CAS researchers find additional bodies at Dozier School for Boys[01.28.2014]
TAMPA, Fla. -- Researchers from the University of South Florida College of Arts and Sciences have located and excavated the remains of 55 people in a graveyard at the former Arthur G. Dozier School for Boys -- five more bodies than previous fieldwork had indicated might be there and 24 more burials than official records indicate should be there.
The team of more than 50 people from nine agencies is attempting to identify the remains, as well as any information on cause of death from those buried at the now closed reform school. Using cutting-edge scientific methods, DNA matches and advanced technology, scientists working on the nearly two-year-old project aim to identify the bodies buried at the school in Marianna, Fla., which has been the subject of repeated state and federal investigations and claims of brutality and child abuse during its 100-year history.
On Tuesday, researchers from USF updated the public on the status of the research. Department of Anthropology Associate Professor Erin Kimmerle, the project’s leader, announced several key developments:
Researchers are searching for the additional families. Anyone with information is asked to contact Hillsborough County Sheriff’s Master Detective Greg Thomas at (813) 247-8678.

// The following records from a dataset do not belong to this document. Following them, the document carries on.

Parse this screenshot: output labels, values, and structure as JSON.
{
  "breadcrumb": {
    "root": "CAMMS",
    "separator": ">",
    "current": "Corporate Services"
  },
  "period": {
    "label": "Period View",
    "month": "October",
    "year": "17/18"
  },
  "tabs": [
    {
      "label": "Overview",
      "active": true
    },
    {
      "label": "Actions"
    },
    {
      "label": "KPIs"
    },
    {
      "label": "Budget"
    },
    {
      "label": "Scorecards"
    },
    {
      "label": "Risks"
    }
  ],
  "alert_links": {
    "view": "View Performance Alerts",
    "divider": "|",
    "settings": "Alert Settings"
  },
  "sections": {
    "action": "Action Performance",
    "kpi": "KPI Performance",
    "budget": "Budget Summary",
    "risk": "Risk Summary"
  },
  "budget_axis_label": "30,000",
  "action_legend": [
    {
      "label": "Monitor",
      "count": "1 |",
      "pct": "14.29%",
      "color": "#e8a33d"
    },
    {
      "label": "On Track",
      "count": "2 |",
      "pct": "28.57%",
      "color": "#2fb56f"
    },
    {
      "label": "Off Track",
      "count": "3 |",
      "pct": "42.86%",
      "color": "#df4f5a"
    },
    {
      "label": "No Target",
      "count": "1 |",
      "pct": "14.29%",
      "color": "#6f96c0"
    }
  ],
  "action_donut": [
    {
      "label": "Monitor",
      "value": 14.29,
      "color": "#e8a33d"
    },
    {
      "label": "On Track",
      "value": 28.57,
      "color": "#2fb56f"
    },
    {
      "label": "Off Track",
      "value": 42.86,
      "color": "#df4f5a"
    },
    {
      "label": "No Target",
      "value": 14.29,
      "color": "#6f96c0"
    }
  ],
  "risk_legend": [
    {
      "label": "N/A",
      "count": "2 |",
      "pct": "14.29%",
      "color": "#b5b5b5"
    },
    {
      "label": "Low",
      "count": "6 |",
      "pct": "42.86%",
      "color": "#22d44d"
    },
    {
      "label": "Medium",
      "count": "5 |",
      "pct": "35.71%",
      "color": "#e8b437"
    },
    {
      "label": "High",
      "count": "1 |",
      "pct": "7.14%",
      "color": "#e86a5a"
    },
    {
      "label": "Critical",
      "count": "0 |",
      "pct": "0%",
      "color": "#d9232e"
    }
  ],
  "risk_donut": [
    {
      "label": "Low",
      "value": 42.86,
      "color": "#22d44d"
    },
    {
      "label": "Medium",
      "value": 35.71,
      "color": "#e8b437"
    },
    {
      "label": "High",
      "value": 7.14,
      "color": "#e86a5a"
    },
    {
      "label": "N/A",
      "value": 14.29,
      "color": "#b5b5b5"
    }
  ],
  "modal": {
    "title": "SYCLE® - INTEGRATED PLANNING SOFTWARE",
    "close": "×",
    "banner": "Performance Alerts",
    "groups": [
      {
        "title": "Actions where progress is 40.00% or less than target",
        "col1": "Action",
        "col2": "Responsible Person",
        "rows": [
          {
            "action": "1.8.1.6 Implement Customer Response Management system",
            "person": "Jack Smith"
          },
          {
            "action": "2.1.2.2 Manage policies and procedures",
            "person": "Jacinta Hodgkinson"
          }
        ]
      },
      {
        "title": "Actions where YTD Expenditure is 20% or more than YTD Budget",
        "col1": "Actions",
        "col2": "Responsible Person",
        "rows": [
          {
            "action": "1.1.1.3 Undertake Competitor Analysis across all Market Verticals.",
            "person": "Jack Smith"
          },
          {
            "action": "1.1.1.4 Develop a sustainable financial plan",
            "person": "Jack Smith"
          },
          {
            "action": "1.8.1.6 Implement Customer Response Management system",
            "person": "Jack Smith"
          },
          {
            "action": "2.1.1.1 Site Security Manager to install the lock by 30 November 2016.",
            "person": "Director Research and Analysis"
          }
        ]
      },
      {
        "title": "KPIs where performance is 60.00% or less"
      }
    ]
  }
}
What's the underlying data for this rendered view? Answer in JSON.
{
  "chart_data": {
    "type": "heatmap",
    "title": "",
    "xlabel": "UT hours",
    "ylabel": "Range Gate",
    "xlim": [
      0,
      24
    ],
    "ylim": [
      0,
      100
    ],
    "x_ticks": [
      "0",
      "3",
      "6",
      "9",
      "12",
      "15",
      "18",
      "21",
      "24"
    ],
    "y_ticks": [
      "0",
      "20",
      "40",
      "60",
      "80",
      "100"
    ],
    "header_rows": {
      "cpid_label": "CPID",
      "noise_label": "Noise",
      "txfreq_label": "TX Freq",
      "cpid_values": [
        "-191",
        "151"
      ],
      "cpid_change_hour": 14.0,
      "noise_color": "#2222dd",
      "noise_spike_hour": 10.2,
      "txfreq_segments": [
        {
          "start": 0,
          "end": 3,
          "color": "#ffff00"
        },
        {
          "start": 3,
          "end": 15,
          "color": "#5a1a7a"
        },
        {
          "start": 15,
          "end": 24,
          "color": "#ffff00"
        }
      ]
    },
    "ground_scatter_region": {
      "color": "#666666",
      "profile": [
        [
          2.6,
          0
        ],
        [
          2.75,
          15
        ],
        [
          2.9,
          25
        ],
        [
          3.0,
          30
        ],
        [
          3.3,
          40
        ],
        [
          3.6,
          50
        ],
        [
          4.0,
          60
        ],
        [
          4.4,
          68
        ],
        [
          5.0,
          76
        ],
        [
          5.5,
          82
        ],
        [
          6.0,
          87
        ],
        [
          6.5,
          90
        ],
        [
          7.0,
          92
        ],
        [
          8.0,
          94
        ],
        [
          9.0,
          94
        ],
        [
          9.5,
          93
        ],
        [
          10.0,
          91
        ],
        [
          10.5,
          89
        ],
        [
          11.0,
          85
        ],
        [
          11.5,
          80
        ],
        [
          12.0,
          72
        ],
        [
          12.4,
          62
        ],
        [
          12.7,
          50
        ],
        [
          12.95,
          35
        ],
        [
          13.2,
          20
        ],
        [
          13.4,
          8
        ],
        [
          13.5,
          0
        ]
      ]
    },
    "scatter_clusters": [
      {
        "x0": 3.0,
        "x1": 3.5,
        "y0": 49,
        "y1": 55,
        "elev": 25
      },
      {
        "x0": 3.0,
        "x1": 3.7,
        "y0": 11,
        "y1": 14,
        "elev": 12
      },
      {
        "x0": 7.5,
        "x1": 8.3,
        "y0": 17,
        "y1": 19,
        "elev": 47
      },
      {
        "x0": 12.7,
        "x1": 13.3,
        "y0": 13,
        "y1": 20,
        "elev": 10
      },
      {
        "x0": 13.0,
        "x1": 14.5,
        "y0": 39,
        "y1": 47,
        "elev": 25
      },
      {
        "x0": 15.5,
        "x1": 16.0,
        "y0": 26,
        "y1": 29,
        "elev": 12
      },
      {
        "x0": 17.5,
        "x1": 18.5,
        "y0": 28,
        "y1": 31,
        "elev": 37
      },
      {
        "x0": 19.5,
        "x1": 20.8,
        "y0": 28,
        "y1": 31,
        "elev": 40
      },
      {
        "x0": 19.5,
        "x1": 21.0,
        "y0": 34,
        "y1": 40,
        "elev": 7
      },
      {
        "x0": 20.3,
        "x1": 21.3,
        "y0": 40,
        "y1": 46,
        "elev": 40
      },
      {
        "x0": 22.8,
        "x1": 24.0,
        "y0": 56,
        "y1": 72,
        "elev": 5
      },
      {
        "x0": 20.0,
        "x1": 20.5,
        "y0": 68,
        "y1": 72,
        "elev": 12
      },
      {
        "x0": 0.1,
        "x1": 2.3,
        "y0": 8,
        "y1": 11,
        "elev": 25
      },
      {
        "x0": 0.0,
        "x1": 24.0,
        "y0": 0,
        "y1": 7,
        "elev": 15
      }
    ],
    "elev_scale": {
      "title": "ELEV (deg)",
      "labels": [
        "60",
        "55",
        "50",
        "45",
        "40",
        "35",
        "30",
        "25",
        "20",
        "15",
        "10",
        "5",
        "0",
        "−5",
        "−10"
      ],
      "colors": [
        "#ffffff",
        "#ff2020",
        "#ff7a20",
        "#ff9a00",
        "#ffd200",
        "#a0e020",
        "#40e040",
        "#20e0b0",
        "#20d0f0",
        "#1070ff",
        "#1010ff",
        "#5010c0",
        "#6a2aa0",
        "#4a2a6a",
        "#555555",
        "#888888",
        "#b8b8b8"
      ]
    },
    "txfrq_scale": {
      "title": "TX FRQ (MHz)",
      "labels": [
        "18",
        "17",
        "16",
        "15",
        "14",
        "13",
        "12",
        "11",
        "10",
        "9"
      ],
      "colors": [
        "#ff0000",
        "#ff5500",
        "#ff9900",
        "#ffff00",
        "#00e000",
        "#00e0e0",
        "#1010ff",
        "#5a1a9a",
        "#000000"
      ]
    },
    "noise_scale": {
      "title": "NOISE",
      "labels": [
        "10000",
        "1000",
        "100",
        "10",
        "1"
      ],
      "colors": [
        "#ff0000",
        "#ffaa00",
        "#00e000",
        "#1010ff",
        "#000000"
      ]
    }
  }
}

“Locating 55 burials is a significant finding, which opens up a whole new set of questions for our team,” Kimmerle said. “At this time, we know very little about the burials and the children in terms of who specifically was buried there, their ages or ancestry, as well as the timing and circumstances of their deaths.
“All of the analyses needed to answer these important questions are yet to be done. But it is our intention to and answer as many of these questions as possible,” she added.
The Dozier project is funded by both the State of Florida and the National Institute of Justice.
“I am very pleased that we are playing a critical role in the forensic investigations at the former Dozier School,” said Greg Ridgeway, the acting director of the National Institute of Justice. “The National Institute of Justice has paved the way to ever-more advanced and effective uses of forensics in solving crimes, and I am confident that the discoveries made by the USF team will not only bring resolution to these cases but will add to our knowledge about investigations of missing and unidentified persons in jurisdictions across the country.”
Filed under:Arts and Sciences Anthropology Research CreditsAuthor: Staff Report Contact: